She seemed to accept those facts pretty easily, but it's a conversation I'm prepared to continue as she gets older and divorce inevitably reenters her life through friends and acquaintances. If your kids are starting to ask about divorce or you find yourself in a situation where an explanation seems necessary, here's how to start the discussion.
- Be honest, but age-appropriate. We all want to protect our children from life's harsher realities, but honesty is usually the best parenting policy. Tailor your responses to an age-appropriate level, but even young kids can understand that sometimes two people, even when they're a mummy or daddy, can't always get along and that sometimes they can't get along so much that they decide it's better to live apart.
- Be real about life's difficulties. Children need to learn that all lives — including their own and those of their friends, siblings, and parents — will have setbacks and unwelcome surprises. More importantly, they can and will survive and learn from those hard times and come out in a better place.
- Don't get overly specific. Tell kids the truth, starting with the most basic information, expressed in easy-to-understand language, then let them know they can come to you with any questions or concerns. Give them time to process what you've told them while you prepare for any questions they might have, recognizing that those questions might not ever come. Often, all a child wants or needs is a simple explanation.
- Reassure them about your family's and their own stability. Of course, none of us can totally predict the future, but reassuring your children that you and your spouse aren't getting divorced (unless you're currently planning to) is probably the right move here. When most children ask about divorce, what they're really asking is if divorce is going to affect them, so assure them that it's not something that they need to worry about, and even if it is, you and your spouse will always keep them safe and love them, and you will all always be a family.
- Treat it as an opportunity to teach compassion. Approach the conversation as a way to discuss how to help and be empathetic to others. If it's a close friend who's dealing with their parents' divorce, how can you support her?
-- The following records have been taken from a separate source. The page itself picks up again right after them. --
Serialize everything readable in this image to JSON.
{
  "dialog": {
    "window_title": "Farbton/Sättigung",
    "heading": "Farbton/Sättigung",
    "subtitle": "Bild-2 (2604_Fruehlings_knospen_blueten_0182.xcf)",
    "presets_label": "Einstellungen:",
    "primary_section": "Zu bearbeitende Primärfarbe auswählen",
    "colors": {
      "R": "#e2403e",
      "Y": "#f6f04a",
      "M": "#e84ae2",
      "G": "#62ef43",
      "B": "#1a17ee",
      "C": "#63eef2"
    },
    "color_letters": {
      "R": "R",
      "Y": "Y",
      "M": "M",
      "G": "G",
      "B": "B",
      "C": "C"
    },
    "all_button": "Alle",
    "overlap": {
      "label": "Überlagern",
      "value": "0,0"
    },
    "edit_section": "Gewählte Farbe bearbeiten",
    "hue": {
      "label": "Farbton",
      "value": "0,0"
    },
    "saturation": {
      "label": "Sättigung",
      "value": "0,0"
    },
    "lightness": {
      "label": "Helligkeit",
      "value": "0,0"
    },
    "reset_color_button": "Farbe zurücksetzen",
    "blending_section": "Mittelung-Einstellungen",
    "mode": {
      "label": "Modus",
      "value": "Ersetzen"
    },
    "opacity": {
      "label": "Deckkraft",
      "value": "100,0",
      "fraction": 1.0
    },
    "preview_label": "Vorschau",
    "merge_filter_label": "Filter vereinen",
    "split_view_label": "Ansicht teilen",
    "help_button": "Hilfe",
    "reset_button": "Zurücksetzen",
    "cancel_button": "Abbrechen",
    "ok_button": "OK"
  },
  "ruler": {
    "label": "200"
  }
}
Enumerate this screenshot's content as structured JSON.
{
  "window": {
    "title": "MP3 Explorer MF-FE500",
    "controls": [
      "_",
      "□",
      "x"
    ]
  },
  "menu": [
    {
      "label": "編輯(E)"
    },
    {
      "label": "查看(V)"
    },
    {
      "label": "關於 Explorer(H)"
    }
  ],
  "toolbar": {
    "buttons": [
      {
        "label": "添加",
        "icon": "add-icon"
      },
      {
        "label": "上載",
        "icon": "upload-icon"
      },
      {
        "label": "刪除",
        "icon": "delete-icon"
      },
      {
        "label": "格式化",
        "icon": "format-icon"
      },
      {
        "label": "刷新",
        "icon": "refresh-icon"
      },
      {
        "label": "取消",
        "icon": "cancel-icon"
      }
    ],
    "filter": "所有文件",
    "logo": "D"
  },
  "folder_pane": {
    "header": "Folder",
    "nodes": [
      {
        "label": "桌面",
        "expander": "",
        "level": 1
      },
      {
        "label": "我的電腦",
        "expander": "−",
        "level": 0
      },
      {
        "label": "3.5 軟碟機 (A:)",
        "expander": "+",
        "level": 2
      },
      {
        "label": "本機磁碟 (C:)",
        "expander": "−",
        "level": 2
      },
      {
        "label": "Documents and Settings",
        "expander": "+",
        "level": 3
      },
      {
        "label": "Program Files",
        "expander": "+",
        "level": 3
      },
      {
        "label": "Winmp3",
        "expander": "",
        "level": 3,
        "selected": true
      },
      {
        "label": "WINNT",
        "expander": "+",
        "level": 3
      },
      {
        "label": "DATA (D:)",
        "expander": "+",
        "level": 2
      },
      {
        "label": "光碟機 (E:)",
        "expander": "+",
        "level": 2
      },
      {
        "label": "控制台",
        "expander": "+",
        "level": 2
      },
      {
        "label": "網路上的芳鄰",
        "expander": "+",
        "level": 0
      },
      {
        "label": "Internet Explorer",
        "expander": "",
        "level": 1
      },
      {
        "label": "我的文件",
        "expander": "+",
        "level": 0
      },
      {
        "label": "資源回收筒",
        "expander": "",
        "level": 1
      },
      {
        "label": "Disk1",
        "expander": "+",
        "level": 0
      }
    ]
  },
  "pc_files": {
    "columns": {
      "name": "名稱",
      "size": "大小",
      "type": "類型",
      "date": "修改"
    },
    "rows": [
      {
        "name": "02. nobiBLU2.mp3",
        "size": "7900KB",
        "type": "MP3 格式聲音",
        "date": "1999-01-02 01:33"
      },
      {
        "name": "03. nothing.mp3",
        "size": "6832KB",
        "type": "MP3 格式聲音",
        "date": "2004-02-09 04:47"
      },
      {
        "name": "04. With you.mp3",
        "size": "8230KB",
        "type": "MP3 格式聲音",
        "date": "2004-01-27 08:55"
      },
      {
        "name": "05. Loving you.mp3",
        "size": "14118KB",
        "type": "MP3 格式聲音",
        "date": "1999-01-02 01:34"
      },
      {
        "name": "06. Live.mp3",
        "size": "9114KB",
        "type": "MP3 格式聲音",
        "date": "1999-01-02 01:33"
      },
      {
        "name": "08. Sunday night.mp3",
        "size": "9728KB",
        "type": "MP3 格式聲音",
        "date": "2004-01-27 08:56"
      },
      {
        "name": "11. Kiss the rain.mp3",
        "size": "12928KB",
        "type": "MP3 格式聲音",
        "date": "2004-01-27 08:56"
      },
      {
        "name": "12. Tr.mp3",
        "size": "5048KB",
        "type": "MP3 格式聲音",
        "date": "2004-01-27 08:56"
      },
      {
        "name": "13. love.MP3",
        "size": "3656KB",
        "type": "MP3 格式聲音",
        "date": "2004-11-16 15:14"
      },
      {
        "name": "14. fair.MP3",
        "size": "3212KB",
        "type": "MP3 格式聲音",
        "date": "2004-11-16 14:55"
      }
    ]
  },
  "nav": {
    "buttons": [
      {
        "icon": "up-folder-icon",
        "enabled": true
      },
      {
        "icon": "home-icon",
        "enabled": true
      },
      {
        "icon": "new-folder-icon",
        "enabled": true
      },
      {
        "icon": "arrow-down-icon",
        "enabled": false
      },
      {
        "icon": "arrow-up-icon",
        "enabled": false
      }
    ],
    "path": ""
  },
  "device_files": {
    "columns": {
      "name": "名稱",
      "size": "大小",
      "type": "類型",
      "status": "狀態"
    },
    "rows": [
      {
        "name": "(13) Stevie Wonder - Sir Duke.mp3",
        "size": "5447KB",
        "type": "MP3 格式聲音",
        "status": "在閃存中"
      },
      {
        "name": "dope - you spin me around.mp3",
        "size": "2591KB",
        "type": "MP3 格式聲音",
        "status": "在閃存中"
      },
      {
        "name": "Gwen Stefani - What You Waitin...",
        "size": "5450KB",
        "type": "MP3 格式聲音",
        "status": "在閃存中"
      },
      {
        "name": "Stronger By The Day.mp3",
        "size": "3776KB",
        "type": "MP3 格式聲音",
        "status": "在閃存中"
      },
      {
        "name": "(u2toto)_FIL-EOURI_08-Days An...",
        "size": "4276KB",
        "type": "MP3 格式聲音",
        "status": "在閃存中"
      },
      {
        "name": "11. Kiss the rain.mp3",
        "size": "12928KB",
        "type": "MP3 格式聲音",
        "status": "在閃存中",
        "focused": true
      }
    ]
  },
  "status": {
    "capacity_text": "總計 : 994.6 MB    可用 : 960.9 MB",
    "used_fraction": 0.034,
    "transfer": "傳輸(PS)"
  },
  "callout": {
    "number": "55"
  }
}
How do we express our love and compassion to those going through a difficult time? This is a skill that will serve your child well throughout their life.